We look into complaints where an individual believes there has been injustice or hardship because an organisation has not acted properly or fairly, or has provided a poor service and not put things right. We normally expect people to complain to the organisation first so it has a chance to put things right. If an individual believes there is still a dispute about the complaint after an organisation has responded, they can ask us to look into the complaint. 

When considering a complaint we begin by comparing what happened with what should have happened. We consider the general principles of good administration that we think all organisations should follow. We also consider the relevant law and policies that the organisation should have followed at the time. 

If the organisation’s actions, or lack of them, were not in line with what they should have been doing, we decide whether that was serious enough to be maladministration or service failure.

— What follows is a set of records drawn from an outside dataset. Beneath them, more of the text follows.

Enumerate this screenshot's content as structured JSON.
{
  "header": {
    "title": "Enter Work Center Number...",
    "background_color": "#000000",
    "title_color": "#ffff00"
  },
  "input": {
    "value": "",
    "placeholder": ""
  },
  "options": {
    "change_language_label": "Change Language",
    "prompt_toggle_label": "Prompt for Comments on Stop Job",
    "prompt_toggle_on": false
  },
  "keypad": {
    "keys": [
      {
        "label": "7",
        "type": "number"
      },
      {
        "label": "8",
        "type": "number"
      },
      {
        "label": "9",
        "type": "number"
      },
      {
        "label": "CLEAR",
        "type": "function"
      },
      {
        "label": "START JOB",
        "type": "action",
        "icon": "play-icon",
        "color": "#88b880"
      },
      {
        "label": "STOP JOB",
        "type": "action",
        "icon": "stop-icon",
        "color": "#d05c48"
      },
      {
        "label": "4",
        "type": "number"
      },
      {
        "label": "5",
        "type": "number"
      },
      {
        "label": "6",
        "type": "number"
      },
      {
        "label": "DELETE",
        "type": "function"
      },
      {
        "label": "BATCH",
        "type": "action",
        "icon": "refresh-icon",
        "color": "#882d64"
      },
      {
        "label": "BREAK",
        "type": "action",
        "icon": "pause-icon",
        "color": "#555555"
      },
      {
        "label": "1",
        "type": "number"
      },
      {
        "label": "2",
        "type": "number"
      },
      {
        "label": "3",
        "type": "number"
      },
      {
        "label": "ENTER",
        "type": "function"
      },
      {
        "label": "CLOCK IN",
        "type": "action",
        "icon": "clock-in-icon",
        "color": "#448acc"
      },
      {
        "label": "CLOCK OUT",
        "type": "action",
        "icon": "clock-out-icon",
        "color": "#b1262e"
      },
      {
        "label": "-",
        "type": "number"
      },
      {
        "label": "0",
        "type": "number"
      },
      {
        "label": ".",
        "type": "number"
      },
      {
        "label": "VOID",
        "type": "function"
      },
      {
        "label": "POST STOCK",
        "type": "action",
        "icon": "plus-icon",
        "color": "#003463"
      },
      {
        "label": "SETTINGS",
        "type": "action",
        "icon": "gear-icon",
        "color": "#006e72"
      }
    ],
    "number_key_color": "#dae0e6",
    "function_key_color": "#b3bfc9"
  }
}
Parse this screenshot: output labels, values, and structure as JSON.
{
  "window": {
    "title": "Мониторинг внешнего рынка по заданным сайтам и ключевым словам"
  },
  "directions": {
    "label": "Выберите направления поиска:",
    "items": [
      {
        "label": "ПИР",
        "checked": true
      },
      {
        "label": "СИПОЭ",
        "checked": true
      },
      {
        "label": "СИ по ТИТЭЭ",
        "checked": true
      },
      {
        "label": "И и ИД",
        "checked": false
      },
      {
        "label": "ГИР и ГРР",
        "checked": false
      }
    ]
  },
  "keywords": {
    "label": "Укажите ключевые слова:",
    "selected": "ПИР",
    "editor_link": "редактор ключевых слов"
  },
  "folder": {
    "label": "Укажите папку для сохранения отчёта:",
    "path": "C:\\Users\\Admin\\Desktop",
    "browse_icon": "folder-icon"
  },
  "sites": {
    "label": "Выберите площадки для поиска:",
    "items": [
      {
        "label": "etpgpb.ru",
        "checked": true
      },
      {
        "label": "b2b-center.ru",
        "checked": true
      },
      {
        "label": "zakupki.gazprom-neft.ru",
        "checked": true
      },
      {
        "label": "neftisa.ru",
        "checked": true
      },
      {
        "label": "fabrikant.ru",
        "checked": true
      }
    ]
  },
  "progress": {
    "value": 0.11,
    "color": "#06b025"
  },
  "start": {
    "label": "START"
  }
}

If we find that service failure or maladministration has resulted in an injustice, we will uphold the complaint. 

However, if we do not find that the injustice claimed has arisen from the service failure or maladministration we identified, we will only partly uphold the complaint. 

Alternatively, if we do not find service failure or maladministration then we will not uphold the complaint. If we find an injustice that has not been put right, we will recommend action. Our recommendations might include asking the organisation to apologise, or to pay for any financial loss, inconvenience or worry caused. We might also recommend that the organisation takes action to stop the same mistakes happening again. 

We investigated Mr Hart’s complaint by listening carefully to what he told us about what happened to Averil and about his experience of how his complaint was handled. 

We considered the evidence he provided to inform our investigation. We studied Averil’s clinical records and interviewed key staff responsible for her care. We also considered statements made by some of those staff. We looked at evidence about the way each of the organisations handled Mr Hart’s complaint. 

We established what should have happened by referring to relevant standards and guidance. Key ones are listed in the annex. We also took advice from clinical advisers.

Our investigation was conducted by a team of investigators including Dr Bill Kirkup – Lead Associate Investigator.